**ENTRIES PROVIDED**
=== Section Start ===
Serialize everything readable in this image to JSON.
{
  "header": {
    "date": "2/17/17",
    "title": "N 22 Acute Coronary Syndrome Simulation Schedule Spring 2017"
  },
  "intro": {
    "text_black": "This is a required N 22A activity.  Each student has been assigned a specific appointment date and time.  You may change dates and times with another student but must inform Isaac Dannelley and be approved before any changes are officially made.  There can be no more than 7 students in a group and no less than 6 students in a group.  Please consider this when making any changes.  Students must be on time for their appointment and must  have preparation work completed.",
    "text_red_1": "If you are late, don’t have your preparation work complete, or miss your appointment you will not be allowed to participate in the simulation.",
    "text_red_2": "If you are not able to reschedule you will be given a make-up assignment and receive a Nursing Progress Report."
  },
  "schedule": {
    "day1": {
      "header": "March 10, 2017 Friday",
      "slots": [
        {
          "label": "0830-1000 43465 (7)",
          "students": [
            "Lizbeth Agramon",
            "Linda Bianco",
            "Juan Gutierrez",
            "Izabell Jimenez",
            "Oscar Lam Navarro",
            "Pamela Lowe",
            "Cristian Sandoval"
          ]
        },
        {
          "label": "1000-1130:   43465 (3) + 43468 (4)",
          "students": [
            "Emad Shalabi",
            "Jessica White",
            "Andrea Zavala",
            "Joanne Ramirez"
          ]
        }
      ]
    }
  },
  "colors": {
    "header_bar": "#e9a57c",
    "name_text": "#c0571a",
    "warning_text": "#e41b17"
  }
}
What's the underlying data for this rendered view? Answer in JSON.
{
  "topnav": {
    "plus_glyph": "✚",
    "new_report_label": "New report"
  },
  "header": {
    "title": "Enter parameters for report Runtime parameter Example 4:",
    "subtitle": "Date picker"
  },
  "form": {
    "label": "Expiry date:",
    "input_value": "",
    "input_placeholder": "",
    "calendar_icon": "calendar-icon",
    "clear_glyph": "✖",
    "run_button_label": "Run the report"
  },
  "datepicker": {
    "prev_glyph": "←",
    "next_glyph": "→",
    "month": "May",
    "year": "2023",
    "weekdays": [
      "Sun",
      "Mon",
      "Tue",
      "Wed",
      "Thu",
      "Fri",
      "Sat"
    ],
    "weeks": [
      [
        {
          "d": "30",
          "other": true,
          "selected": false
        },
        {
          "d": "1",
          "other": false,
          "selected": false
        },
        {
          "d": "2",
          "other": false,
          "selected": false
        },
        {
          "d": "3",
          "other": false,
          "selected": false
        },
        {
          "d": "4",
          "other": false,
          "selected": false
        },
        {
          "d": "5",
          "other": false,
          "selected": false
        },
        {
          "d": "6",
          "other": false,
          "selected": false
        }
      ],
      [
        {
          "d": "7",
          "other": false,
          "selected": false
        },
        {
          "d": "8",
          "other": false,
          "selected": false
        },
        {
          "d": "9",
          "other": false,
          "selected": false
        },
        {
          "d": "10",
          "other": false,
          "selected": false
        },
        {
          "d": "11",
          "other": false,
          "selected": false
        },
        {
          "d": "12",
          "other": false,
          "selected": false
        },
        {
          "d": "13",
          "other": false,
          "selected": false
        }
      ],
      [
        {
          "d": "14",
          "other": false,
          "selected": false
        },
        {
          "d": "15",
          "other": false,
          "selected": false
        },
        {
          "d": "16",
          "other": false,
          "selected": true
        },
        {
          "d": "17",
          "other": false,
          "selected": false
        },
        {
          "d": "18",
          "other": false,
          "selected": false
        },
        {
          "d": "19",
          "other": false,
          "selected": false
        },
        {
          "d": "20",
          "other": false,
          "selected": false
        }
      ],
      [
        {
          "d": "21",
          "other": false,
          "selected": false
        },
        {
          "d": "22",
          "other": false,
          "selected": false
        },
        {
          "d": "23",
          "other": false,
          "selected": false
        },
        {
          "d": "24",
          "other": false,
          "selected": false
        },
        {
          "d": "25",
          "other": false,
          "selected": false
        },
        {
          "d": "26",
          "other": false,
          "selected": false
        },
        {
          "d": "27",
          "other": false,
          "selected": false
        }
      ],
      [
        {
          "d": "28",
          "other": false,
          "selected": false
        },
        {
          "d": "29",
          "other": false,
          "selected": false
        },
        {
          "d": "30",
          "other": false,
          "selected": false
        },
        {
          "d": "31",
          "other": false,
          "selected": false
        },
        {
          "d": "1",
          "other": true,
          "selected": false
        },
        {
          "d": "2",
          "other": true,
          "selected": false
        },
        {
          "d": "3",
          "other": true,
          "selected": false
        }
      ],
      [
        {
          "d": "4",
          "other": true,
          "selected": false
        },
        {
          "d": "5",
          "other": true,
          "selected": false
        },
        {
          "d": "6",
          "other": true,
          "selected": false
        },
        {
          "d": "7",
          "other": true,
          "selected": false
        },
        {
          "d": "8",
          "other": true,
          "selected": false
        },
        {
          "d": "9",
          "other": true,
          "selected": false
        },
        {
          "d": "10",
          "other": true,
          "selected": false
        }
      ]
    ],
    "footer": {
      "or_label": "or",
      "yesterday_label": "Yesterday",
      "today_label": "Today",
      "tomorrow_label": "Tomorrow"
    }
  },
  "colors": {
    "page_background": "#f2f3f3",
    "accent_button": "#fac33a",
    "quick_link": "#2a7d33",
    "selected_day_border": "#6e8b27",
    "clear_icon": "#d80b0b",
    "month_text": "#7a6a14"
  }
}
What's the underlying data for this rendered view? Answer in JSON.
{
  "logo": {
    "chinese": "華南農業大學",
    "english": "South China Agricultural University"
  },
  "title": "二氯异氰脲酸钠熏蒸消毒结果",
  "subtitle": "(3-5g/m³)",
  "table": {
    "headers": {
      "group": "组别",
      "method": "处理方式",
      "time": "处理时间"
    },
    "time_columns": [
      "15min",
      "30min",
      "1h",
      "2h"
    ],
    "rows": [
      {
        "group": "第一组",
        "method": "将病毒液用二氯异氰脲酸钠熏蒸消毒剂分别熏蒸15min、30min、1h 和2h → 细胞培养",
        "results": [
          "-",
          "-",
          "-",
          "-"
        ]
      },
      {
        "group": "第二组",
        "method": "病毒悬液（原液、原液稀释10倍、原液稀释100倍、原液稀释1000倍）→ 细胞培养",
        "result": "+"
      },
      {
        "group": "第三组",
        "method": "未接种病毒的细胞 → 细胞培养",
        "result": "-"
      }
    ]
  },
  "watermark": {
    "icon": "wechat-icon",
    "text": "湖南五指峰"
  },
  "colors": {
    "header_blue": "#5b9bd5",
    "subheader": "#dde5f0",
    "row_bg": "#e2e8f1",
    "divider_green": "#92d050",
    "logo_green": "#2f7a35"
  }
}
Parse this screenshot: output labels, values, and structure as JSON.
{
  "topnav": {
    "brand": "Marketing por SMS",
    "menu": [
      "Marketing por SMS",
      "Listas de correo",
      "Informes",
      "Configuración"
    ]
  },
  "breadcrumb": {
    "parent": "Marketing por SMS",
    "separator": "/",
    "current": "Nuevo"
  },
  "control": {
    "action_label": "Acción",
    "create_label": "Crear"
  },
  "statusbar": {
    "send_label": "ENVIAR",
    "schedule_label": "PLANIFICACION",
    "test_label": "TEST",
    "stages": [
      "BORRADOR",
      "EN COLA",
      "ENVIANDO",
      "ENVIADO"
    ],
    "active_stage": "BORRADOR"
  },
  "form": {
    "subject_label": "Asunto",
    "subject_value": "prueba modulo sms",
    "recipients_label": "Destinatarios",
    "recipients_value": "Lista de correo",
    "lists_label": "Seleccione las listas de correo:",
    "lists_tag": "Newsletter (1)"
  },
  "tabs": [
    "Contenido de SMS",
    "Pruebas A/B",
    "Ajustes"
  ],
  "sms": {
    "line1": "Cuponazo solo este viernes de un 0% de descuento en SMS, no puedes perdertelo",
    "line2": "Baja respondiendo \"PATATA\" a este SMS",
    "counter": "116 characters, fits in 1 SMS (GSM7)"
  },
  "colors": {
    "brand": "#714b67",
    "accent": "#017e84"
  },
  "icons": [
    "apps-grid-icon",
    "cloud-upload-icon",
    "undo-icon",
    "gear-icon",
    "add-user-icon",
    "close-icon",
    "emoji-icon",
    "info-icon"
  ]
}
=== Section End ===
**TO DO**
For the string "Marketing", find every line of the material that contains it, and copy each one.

**ANSWER TO THIS PROBLEM**
    "brand": "Marketing por SMS",
      "Marketing por SMS",
    "parent": "Marketing por SMS",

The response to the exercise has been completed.